A post shared by Thue Rasmussen (@thuerasmussen) on

Other than Rasmussen, who will be replaced, there are several people who are joining the cast of The Witcher for season two.

    Kristofer Hivju as Nivellen Yasen Atour as Coen Agnes Bjorn as Vereena Paul Bullion as Lambert Aisha Fabienne Ross as Lydia Mecia Simson as Francesca Kim Bodnia as Vesemir

Lauren Hissrich, who is the writer and showrunner, has said that the show’s second season will be more linear than the first season, which featured multiple timelines. But, season two will pick up right where season one left off with all three main characters — Geralt, Yennefer, and Ciri — being on the same timeline.

“Obviously, it was one of the most controversial parts of Season one and I didn’t expect it to be as controversial as it was,” Hissrich told The Wrap. “What’s great though is they have intersected now. So what we’ll see in Season two is that all of our characters are existing on the same timeline.”

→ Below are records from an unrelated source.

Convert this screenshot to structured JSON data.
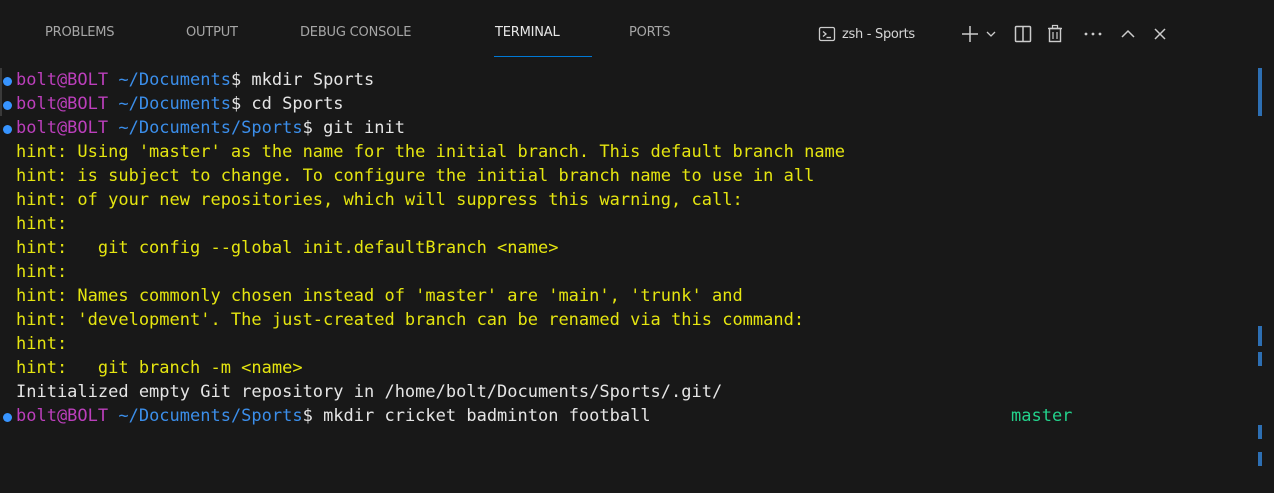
{
  "tabs": [
    {
      "label": "PROBLEMS",
      "active": false
    },
    {
      "label": "OUTPUT",
      "active": false
    },
    {
      "label": "DEBUG CONSOLE",
      "active": false
    },
    {
      "label": "TERMINAL",
      "active": true
    },
    {
      "label": "PORTS",
      "active": false
    }
  ],
  "terminal_selector": {
    "label": "zsh - Sports",
    "icon": "terminal-icon"
  },
  "header_actions": [
    {
      "name": "new-terminal-icon"
    },
    {
      "name": "chevron-down-icon"
    },
    {
      "name": "split-terminal-icon"
    },
    {
      "name": "trash-icon"
    },
    {
      "name": "more-actions-icon"
    },
    {
      "name": "chevron-up-icon"
    },
    {
      "name": "close-icon"
    }
  ],
  "colors": {
    "background": "#181818",
    "active_tab_underline": "#0078d4",
    "prompt_user": "#bc3fbc",
    "prompt_path": "#3b8eea",
    "hint_text": "#e5e510",
    "branch": "#23d18b",
    "command_dot": "#3794ff"
  },
  "terminal": {
    "prompt_user": "bolt@BOLT",
    "lines": [
      {
        "kind": "cmd",
        "path": " ~/Documents",
        "cmd": "$ mkdir Sports"
      },
      {
        "kind": "cmd",
        "path": " ~/Documents",
        "cmd": "$ cd Sports"
      },
      {
        "kind": "cmd",
        "path": " ~/Documents/Sports",
        "cmd": "$ git init"
      },
      {
        "kind": "hint",
        "text": "hint: Using 'master' as the name for the initial branch. This default branch name"
      },
      {
        "kind": "hint",
        "text": "hint: is subject to change. To configure the initial branch name to use in all"
      },
      {
        "kind": "hint",
        "text": "hint: of your new repositories, which will suppress this warning, call:"
      },
      {
        "kind": "hint",
        "text": "hint:"
      },
      {
        "kind": "hint",
        "text": "hint:   git config --global init.defaultBranch <name>"
      },
      {
        "kind": "hint",
        "text": "hint:"
      },
      {
        "kind": "hint",
        "text": "hint: Names commonly chosen instead of 'master' are 'main', 'trunk' and"
      },
      {
        "kind": "hint",
        "text": "hint: 'development'. The just-created branch can be renamed via this command:"
      },
      {
        "kind": "hint",
        "text": "hint:"
      },
      {
        "kind": "hint",
        "text": "hint:   git branch -m <name>"
      },
      {
        "kind": "output",
        "text": "Initialized empty Git repository in /home/bolt/Documents/Sports/.git/"
      },
      {
        "kind": "cmd",
        "path": " ~/Documents/Sports",
        "cmd": "$ mkdir cricket badminton football",
        "branch": "master"
      }
    ]
  }
}
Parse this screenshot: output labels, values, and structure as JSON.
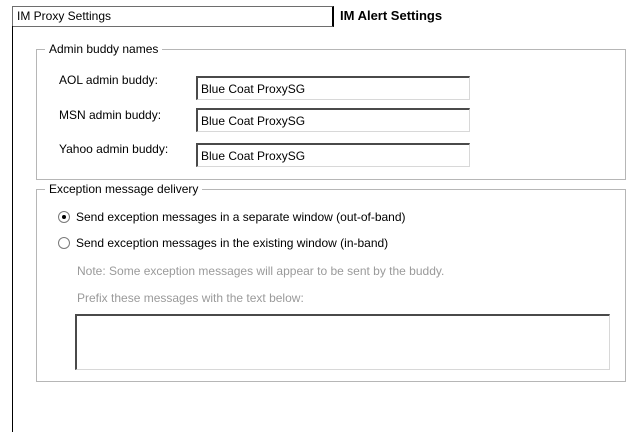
{
  "tabs": {
    "proxy_settings": "IM Proxy Settings",
    "alert_settings": "IM Alert Settings"
  },
  "admin_group": {
    "title": "Admin buddy names",
    "aol_label": "AOL admin buddy:",
    "aol_value": "Blue Coat ProxySG",
    "msn_label": "MSN admin buddy:",
    "msn_value": "Blue Coat ProxySG",
    "yahoo_label": "Yahoo admin buddy:",
    "yahoo_value": "Blue Coat ProxySG"
  },
  "exception_group": {
    "title": "Exception message delivery",
    "option_separate": "Send exception messages in a separate window (out-of-band)",
    "option_existing": "Send exception messages in the existing window (in-band)",
    "selected": "separate",
    "note": "Note: Some exception messages will appear to be sent by the buddy.",
    "prefix_label": "Prefix these messages with the text below:",
    "prefix_value": ""
  },
  "colors": {
    "disabled_text": "#9a9a9a",
    "group_border": "#b6b6b6"
  }
}
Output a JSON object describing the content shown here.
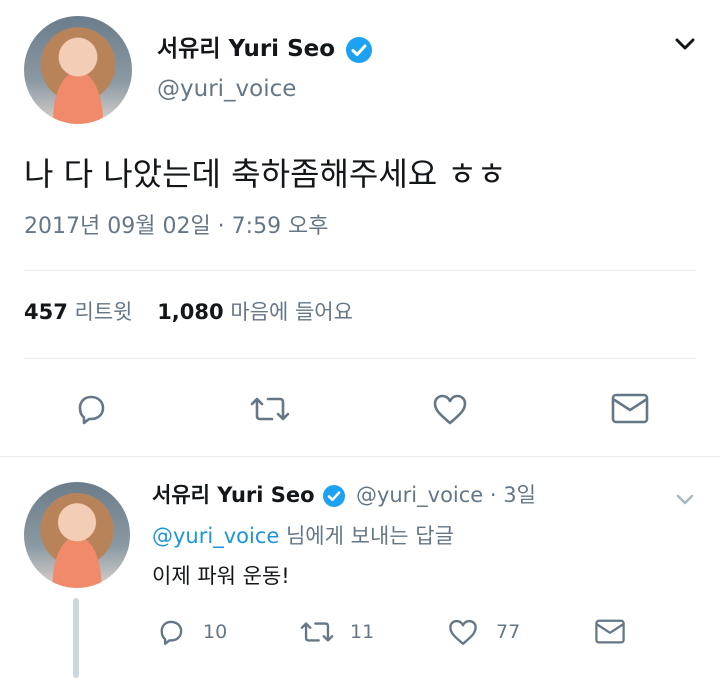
{
  "tweet": {
    "display_name": "서유리 Yuri Seo",
    "handle": "@yuri_voice",
    "text": "나 다 나았는데 축하좀해주세요 ㅎㅎ",
    "timestamp": "2017년 09월 02일 · 7:59 오후",
    "retweet_count": "457",
    "retweet_label": "리트윗",
    "like_count": "1,080",
    "like_label": "마음에 들어요"
  },
  "reply": {
    "display_name": "서유리 Yuri Seo",
    "handle": "@yuri_voice",
    "age": "· 3일",
    "replying_to_handle": "@yuri_voice",
    "replying_to_suffix": "님에게 보내는 답글",
    "text": "이제 파워 운동!",
    "reply_count": "10",
    "retweet_count": "11",
    "like_count": "77"
  },
  "colors": {
    "verified": "#1da1f2",
    "link": "#1b95e0",
    "secondary_text": "#657786",
    "icon": "#657786",
    "divider": "#e6ecf0"
  },
  "icons": [
    "chevron-down-icon",
    "verified-badge-icon",
    "reply-icon",
    "retweet-icon",
    "like-icon",
    "message-icon"
  ]
}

As of this writing, there’s no release date set for the second season of The Witcher, but we do know that, like with season one, it’ll span eight episodes.